What is needed
The word "username" marks the lines to copy; find all of them in the entries below.

Material supplied

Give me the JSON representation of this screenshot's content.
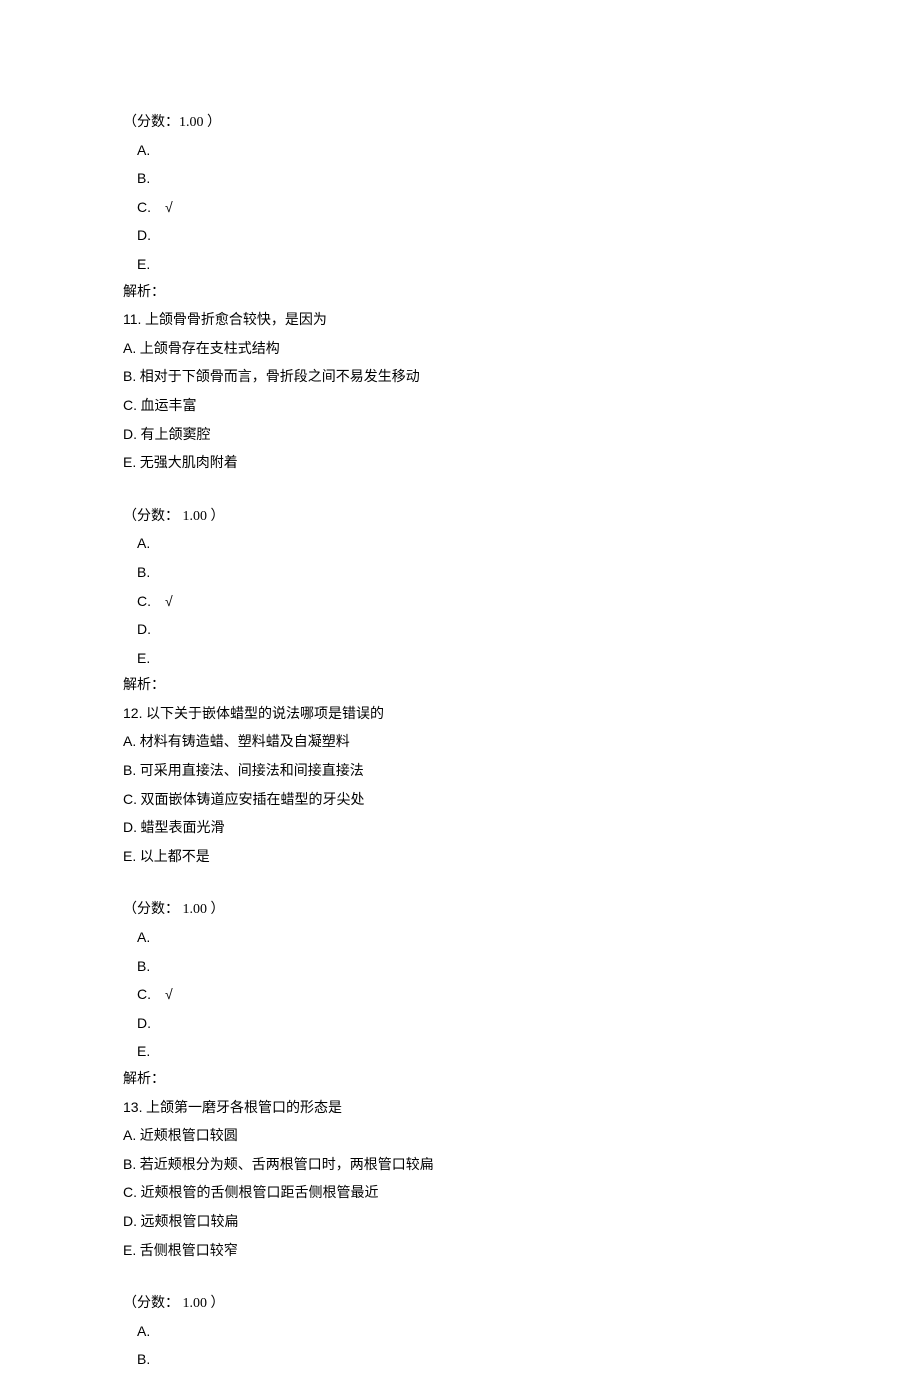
{
  "q10_tail": {
    "score": "（分数：1.00 ）",
    "options": [
      "A.",
      "B.",
      "C.",
      "D.",
      "E."
    ],
    "correct_index": 2,
    "check": "√",
    "jiexi": "解析："
  },
  "q11": {
    "number": "11.",
    "stem": "上颌骨骨折愈合较快，是因为",
    "choices": [
      {
        "letter": "A.",
        "text": "上颌骨存在支柱式结构"
      },
      {
        "letter": "B.",
        "text": "相对于下颌骨而言，骨折段之间不易发生移动"
      },
      {
        "letter": "C.",
        "text": "血运丰富"
      },
      {
        "letter": "D.",
        "text": "有上颌窦腔"
      },
      {
        "letter": "E.",
        "text": "无强大肌肉附着"
      }
    ],
    "score": "（分数： 1.00 ）",
    "options": [
      "A.",
      "B.",
      "C.",
      "D.",
      "E."
    ],
    "correct_index": 2,
    "check": "√",
    "jiexi": "解析："
  },
  "q12": {
    "number": "12.",
    "stem": "以下关于嵌体蜡型的说法哪项是错误的",
    "choices": [
      {
        "letter": "A.",
        "text": "材料有铸造蜡、塑料蜡及自凝塑料"
      },
      {
        "letter": "B.",
        "text": "可采用直接法、间接法和间接直接法"
      },
      {
        "letter": "C.",
        "text": "双面嵌体铸道应安插在蜡型的牙尖处"
      },
      {
        "letter": "D.",
        "text": "蜡型表面光滑"
      },
      {
        "letter": "E.",
        "text": "以上都不是"
      }
    ],
    "score": "（分数： 1.00 ）",
    "options": [
      "A.",
      "B.",
      "C.",
      "D.",
      "E."
    ],
    "correct_index": 2,
    "check": "√",
    "jiexi": "解析："
  },
  "q13": {
    "number": "13.",
    "stem": "上颌第一磨牙各根管口的形态是",
    "choices": [
      {
        "letter": "A.",
        "text": "近颊根管口较圆"
      },
      {
        "letter": "B.",
        "text": "若近颊根分为颊、舌两根管口时，两根管口较扁"
      },
      {
        "letter": "C.",
        "text": "近颊根管的舌侧根管口距舌侧根管最近"
      },
      {
        "letter": "D.",
        "text": "远颊根管口较扁"
      },
      {
        "letter": "E.",
        "text": "舌侧根管口较窄"
      }
    ],
    "score": "（分数： 1.00 ）",
    "options": [
      "A.",
      "B."
    ]
  }
}
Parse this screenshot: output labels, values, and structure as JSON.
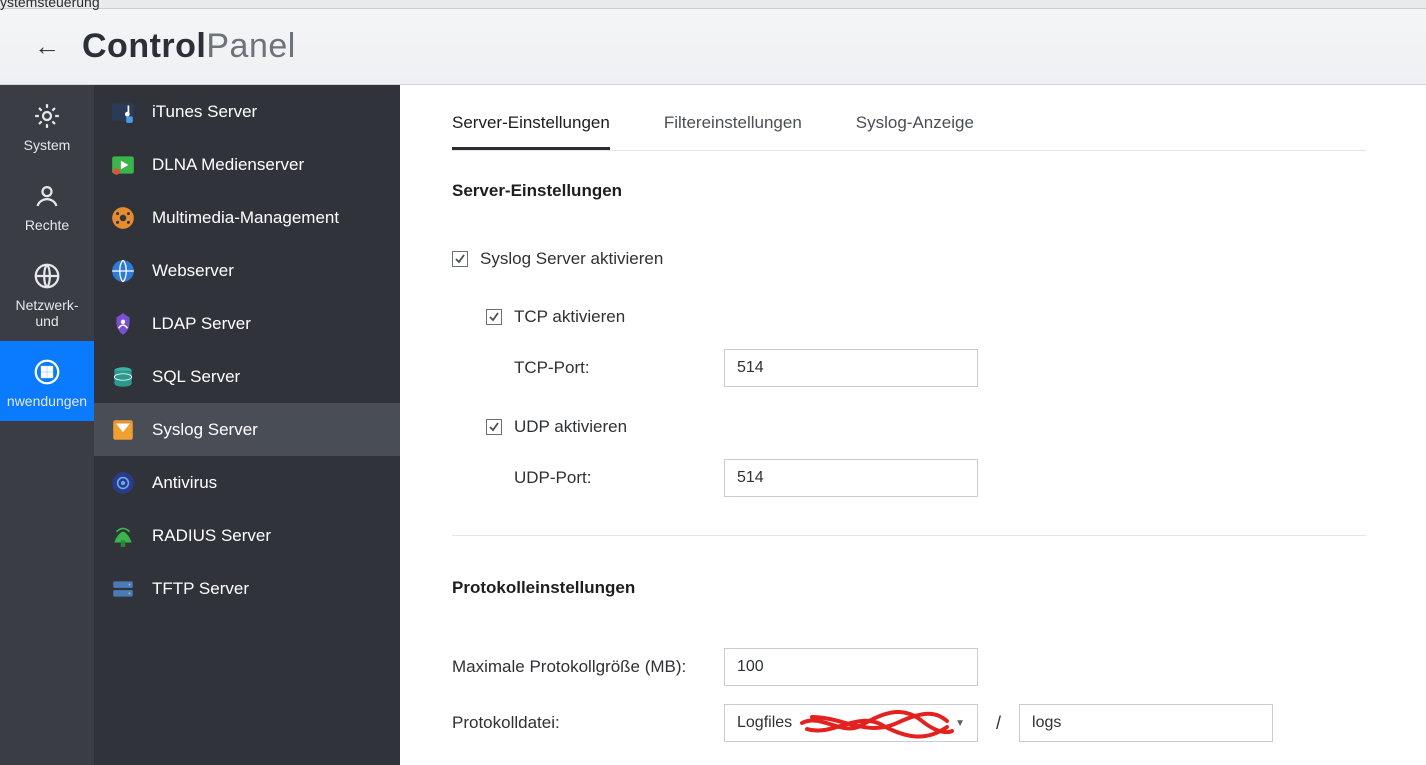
{
  "topstrip_text": "ystemsteuerung",
  "header": {
    "title_strong": "Control",
    "title_light": "Panel"
  },
  "leftnav": [
    {
      "label": "System"
    },
    {
      "label": "Rechte"
    },
    {
      "label": "Netzwerk- und"
    },
    {
      "label": "nwendungen"
    }
  ],
  "midnav": [
    {
      "label": "iTunes Server"
    },
    {
      "label": "DLNA Medienserver"
    },
    {
      "label": "Multimedia-Management"
    },
    {
      "label": "Webserver"
    },
    {
      "label": "LDAP Server"
    },
    {
      "label": "SQL Server"
    },
    {
      "label": "Syslog Server"
    },
    {
      "label": "Antivirus"
    },
    {
      "label": "RADIUS Server"
    },
    {
      "label": "TFTP Server"
    }
  ],
  "tabs": [
    {
      "label": "Server-Einstellungen"
    },
    {
      "label": "Filtereinstellungen"
    },
    {
      "label": "Syslog-Anzeige"
    }
  ],
  "server_section": {
    "heading": "Server-Einstellungen",
    "enable_syslog": "Syslog Server aktivieren",
    "enable_tcp": "TCP aktivieren",
    "tcp_port_label": "TCP-Port:",
    "tcp_port_value": "514",
    "enable_udp": "UDP aktivieren",
    "udp_port_label": "UDP-Port:",
    "udp_port_value": "514"
  },
  "log_section": {
    "heading": "Protokolleinstellungen",
    "max_size_label": "Maximale Protokollgröße (MB):",
    "max_size_value": "100",
    "logfile_label": "Protokolldatei:",
    "logfile_select": "Logfiles",
    "logfile_name": "logs",
    "slash": "/"
  }
}
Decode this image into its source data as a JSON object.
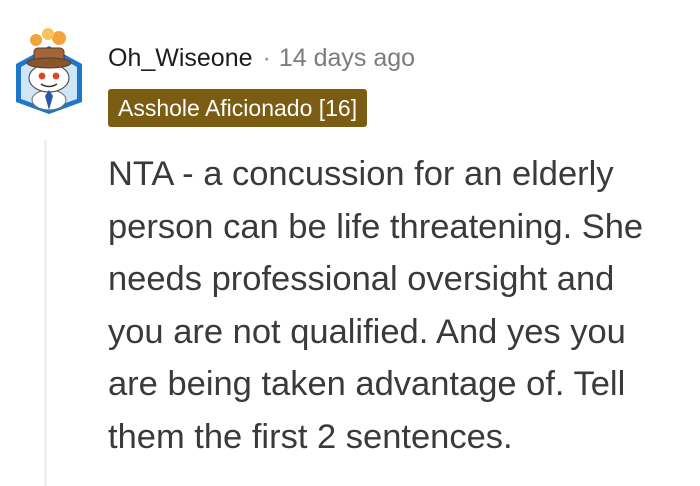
{
  "comment": {
    "username": "Oh_Wiseone",
    "separator": "·",
    "timestamp": "14 days ago",
    "flair": "Asshole Aficionado [16]",
    "body_lines": [
      "NTA - a concussion for an elderly",
      "person can be life threatening. She",
      "needs professional oversight and",
      "you are not qualified. And yes you",
      "are being taken advantage of. Tell",
      "them the first 2 sentences."
    ],
    "avatar_icon": "snoo-chef-avatar",
    "colors": {
      "flair_bg": "#7a5c12",
      "flair_text": "#ffffff",
      "username": "#1c1c1c",
      "meta": "#7c7c7c",
      "body": "#3a3a3a",
      "thread_line": "#edeff1"
    }
  }
}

Result for this task
    "username": "Oh_Wiseone",
      "username": "#1c1c1c",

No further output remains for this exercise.